Online Side Hustle Jobs for Felons
Maybe you already have a position but are hoping to find a bit of extra cash.
In that case, here are some side hustles you may want to bring into your best work schedule to earn a little more.
Many remote content writing positions won’t do a background check.
Freelance writing for blog posts, copy, and other content for various companies is highly common for felons.
You may also decide to start your side hustle selling things.
Dropshipping – buying something low and selling it high – is a typical side hustle.
Working the stock market with some know-how might suit your needs, though there’s an inherent risk here.
Many websites might hire you to take surveys, review products, and do other tasks.
These are entry-level positions that usually require no experience or recommendations and skip background checks.
Is a Background Check Required to Work from Home?
The answer to this depends on your industry.
Many positions will avoid background checks, especially for lower-level or simple jobs.
However, higher-level positions may require them regardless of where you work.
In addition, you may want to look into the Federal Bonding Program, which helps guarantee employment for felons.
What Is a Background Check?
A job opportunity may require a background check that checks your history, as the name suggests.
Additionally, a potential employer may look at your criminal background, previous employment, education, etc.
In some cases, these can cause complications with finding employment.
How Do I Know What Will Show Up on My Background Check?
A criminal background check will reveal a felony charge or any misdemeanor charges.
It also will show any pending cases or history of adult incarcerations.
There’s a high chance any of these things are present on your background check.
Human resources may contact you over discoveries on your background check, so always be honest in your interviews.
Why Don’t Some Jobs Require Background Checks?
Some employers, such as Home Depot, may purposefully offer felon-friendly jobs.
To do so, they avoid background checks to encourage felons to find employment opportunities.
Other felon-friendly employers also focus on giving a second chance to people that may have made mistakes.
Another reason is that a job is sometimes too simple for the employer to care about.
Do Employers Run Background Checks Before Interviews?
It depends entirely on the employer.
Some will wait until after the first interview so that they don’t let a criminal background affect their opinion of you.
Others may search first so that they know more about you.
The best job opportunity may have no background check, so don’t let it stop you!
Will a Felony Show Up on my Background Check After 10 Years?
Yes. A felony on your record is unlikely ever to go away and is something that will almost definitely show up on background checks for the rest of your life.

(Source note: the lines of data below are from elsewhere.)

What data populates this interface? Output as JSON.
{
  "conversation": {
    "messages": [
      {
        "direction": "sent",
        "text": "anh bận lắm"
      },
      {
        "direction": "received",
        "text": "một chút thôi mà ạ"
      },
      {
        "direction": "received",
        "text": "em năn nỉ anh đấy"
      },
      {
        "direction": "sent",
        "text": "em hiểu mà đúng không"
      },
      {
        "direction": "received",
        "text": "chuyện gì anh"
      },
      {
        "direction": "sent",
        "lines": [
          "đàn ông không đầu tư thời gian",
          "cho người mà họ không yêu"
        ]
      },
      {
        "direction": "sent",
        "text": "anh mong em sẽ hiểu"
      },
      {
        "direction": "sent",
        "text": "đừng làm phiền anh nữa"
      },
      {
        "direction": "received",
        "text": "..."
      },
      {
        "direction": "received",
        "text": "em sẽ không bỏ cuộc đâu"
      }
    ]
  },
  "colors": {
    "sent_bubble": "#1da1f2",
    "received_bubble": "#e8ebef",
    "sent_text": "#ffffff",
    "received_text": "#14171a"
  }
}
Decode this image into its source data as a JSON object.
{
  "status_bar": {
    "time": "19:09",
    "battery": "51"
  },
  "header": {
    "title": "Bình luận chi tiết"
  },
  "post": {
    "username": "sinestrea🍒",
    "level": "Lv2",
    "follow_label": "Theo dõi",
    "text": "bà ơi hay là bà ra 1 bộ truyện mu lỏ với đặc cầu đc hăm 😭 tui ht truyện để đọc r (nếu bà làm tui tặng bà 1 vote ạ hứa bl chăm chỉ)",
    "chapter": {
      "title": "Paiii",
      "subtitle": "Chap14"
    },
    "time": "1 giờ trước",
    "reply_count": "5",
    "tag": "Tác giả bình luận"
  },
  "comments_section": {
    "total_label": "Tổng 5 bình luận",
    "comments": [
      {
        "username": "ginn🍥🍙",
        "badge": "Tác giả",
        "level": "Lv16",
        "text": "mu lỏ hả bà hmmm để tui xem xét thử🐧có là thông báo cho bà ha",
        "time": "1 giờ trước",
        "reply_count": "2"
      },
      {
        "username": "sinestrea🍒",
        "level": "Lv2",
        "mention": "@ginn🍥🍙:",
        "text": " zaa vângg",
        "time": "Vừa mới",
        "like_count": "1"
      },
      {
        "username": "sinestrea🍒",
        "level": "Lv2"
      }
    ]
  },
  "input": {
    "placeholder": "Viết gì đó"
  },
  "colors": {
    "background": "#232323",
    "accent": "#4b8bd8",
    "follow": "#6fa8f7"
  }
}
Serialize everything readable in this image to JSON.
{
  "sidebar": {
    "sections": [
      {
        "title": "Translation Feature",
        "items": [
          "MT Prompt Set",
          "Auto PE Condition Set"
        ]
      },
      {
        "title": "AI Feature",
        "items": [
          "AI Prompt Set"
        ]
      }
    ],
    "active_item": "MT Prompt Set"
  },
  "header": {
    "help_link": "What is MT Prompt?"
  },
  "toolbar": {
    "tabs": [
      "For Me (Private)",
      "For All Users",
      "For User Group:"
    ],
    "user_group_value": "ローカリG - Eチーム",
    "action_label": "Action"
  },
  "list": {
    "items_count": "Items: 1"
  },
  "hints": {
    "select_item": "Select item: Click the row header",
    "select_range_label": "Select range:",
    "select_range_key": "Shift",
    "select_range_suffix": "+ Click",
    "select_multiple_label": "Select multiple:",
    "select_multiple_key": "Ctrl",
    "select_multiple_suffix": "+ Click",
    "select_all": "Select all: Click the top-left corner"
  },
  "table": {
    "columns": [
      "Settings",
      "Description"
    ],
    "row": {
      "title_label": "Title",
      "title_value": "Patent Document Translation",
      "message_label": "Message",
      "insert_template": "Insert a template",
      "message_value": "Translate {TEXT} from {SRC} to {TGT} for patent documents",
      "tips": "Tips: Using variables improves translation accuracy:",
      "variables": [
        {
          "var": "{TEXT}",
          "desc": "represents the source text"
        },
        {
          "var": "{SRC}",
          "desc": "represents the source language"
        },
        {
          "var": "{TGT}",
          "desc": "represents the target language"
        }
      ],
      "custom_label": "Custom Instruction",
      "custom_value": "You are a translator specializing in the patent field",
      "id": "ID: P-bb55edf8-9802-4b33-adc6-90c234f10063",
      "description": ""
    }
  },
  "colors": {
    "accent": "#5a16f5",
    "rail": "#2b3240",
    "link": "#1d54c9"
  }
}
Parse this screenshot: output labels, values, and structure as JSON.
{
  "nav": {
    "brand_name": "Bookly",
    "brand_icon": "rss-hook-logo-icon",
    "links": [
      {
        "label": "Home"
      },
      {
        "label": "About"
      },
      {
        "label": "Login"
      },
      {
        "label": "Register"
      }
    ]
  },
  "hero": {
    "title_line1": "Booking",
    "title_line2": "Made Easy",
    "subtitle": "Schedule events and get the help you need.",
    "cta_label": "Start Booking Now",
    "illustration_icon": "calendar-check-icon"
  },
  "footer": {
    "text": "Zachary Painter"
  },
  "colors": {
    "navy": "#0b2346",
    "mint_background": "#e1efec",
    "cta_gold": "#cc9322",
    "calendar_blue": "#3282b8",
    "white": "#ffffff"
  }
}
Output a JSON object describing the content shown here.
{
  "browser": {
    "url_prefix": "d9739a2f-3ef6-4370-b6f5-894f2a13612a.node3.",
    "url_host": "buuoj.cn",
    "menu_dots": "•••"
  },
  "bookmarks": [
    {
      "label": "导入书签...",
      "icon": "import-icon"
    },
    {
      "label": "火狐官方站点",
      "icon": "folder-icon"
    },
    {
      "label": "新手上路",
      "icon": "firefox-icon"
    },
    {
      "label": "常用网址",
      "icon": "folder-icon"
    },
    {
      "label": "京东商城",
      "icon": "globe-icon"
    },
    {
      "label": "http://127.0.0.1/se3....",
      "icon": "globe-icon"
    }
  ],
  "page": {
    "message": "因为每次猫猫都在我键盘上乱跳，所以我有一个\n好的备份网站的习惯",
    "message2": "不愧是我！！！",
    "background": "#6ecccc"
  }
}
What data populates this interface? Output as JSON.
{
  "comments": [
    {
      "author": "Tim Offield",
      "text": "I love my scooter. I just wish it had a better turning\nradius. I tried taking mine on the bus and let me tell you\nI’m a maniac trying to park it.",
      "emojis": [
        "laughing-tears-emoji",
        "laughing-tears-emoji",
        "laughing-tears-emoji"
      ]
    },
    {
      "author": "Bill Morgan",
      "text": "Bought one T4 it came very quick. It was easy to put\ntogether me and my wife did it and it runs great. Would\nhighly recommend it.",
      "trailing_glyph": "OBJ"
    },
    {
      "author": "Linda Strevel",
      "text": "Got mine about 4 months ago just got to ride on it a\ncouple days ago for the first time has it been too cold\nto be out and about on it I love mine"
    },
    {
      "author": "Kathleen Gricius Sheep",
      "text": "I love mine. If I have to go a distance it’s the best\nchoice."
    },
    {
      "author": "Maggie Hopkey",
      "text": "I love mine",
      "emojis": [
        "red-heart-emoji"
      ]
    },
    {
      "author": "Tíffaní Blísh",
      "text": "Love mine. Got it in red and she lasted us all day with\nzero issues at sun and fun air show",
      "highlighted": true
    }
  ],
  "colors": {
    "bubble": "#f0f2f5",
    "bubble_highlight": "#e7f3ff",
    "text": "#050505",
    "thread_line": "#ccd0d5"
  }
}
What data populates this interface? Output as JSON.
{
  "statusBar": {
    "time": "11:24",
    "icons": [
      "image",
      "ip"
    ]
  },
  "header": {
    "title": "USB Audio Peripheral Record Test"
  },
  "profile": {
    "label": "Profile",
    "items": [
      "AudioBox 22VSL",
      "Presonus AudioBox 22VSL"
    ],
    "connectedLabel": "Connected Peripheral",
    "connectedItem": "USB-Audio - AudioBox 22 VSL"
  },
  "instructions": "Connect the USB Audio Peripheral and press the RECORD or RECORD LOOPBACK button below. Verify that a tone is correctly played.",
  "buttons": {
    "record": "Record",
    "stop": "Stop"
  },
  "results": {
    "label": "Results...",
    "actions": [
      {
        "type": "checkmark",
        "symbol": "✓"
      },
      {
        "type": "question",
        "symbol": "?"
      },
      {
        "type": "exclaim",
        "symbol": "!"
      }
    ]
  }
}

Some states may have laws that change this, but generally speaking, a felony stays forever.
Do Internships Run Background Checks?
Some internships will, depending on the position.
But, as a whole, it depends on the employer, work, and many other factors.
Here are some questions regarding application specifics for felons.
Should I Disclose My Felonies on an Application?
It’s best to disclose this information right away in case you run into an employer that discriminates against you for your criminal history.
That way, you don’t waste time getting your hopes up on a job that would never accept you from the start.
Can I Get a Job With a Sexual or Violent Felony Offence?
Yes, though this can affect what positions for which you are eligible.
Some laws stop felons with certain felonies from working in specific fields.
For example, a sexual offender may not be allowed near children, a violent criminal banned from firearms, etc.
Finding employment from home as a felon is nerve-wracking, but your felony won’t make it any more difficult for you.
So do your best to keep your head up and look for great opportunities in your search.